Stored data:
────────────────────
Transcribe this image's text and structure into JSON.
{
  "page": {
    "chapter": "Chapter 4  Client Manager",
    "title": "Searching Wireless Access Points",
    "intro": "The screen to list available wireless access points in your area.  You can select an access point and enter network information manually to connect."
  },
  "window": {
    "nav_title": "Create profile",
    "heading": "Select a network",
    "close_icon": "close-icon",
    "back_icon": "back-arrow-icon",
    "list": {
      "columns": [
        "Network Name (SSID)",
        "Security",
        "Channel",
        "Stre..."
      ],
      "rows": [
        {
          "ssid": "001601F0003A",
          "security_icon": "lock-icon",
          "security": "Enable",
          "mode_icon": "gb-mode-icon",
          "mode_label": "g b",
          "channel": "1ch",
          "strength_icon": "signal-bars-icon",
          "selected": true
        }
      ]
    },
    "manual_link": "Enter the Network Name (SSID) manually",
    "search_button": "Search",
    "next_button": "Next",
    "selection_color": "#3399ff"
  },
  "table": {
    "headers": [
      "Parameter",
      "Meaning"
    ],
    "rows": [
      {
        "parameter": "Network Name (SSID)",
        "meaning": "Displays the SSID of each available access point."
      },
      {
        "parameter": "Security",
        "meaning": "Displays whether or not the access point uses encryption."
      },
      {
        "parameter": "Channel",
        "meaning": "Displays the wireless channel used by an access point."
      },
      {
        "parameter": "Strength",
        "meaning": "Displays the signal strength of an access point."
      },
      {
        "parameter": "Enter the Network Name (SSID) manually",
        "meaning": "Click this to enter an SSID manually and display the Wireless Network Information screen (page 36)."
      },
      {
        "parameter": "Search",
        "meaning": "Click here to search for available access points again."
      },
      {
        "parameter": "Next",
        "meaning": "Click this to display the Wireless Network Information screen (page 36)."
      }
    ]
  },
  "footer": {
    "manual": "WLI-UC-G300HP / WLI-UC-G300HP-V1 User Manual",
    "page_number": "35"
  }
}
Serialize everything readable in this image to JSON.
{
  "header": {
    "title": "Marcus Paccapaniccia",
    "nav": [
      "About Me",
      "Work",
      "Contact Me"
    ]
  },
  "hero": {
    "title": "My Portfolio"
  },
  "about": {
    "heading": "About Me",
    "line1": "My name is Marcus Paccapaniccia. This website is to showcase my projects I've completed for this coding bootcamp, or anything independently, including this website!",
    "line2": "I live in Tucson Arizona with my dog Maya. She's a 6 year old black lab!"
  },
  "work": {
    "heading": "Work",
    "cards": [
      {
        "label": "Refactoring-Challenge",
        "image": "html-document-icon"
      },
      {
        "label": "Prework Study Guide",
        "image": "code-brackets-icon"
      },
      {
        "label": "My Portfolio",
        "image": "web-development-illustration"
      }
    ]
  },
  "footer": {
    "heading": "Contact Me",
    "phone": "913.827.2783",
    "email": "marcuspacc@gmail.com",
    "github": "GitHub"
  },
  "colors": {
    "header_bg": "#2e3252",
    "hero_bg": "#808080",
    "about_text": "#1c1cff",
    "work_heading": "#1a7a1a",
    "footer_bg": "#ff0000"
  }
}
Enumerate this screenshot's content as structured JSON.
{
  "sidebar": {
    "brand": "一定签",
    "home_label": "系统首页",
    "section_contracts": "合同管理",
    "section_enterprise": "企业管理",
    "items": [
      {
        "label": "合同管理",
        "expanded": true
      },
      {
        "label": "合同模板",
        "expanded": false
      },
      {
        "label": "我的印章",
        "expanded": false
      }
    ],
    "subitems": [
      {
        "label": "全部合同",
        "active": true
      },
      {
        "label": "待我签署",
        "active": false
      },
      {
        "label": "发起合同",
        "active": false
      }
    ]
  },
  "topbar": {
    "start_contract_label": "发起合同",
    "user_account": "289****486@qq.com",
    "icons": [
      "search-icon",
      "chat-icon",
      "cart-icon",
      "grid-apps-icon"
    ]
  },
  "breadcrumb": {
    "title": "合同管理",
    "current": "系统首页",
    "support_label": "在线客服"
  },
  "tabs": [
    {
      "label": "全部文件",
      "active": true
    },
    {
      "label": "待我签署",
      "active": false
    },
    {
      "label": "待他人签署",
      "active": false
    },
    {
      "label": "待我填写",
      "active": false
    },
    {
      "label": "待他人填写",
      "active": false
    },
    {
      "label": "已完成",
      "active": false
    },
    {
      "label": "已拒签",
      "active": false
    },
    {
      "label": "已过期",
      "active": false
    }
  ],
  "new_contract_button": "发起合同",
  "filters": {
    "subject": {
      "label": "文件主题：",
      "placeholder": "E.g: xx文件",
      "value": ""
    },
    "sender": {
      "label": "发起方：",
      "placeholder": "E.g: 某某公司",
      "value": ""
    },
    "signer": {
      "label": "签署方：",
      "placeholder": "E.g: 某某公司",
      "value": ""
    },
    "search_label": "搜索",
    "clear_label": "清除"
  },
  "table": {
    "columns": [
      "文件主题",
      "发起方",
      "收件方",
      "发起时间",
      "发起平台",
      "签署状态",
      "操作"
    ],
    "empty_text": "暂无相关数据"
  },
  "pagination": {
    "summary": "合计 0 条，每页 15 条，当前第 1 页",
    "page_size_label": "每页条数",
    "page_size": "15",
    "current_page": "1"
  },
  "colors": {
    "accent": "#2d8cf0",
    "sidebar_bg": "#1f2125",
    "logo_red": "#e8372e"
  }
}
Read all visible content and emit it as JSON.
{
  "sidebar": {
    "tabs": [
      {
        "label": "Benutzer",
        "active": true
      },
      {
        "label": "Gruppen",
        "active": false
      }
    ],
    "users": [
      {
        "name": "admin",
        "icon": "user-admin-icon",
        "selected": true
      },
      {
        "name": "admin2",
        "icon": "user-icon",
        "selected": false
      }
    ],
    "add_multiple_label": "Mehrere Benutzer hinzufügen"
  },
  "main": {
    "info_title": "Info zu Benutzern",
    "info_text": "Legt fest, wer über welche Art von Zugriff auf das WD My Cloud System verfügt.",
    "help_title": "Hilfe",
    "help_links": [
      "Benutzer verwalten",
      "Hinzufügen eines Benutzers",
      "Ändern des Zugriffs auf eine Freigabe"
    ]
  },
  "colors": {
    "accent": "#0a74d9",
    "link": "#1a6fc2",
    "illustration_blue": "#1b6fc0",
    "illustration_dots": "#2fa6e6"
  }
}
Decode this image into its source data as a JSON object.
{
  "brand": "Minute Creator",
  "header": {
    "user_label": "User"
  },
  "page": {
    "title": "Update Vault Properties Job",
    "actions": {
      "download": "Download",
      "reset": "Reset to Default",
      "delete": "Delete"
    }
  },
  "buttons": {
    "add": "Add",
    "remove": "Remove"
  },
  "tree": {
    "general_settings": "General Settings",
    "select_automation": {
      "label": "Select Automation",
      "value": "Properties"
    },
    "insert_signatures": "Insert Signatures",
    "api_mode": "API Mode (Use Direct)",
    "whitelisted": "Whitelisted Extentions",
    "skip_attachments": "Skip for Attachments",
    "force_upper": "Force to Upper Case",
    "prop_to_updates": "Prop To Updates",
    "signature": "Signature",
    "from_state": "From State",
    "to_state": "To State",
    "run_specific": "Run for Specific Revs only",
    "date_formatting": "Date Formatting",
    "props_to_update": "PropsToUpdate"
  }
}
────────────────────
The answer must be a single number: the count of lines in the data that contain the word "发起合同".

**TASK SOLUTION**
3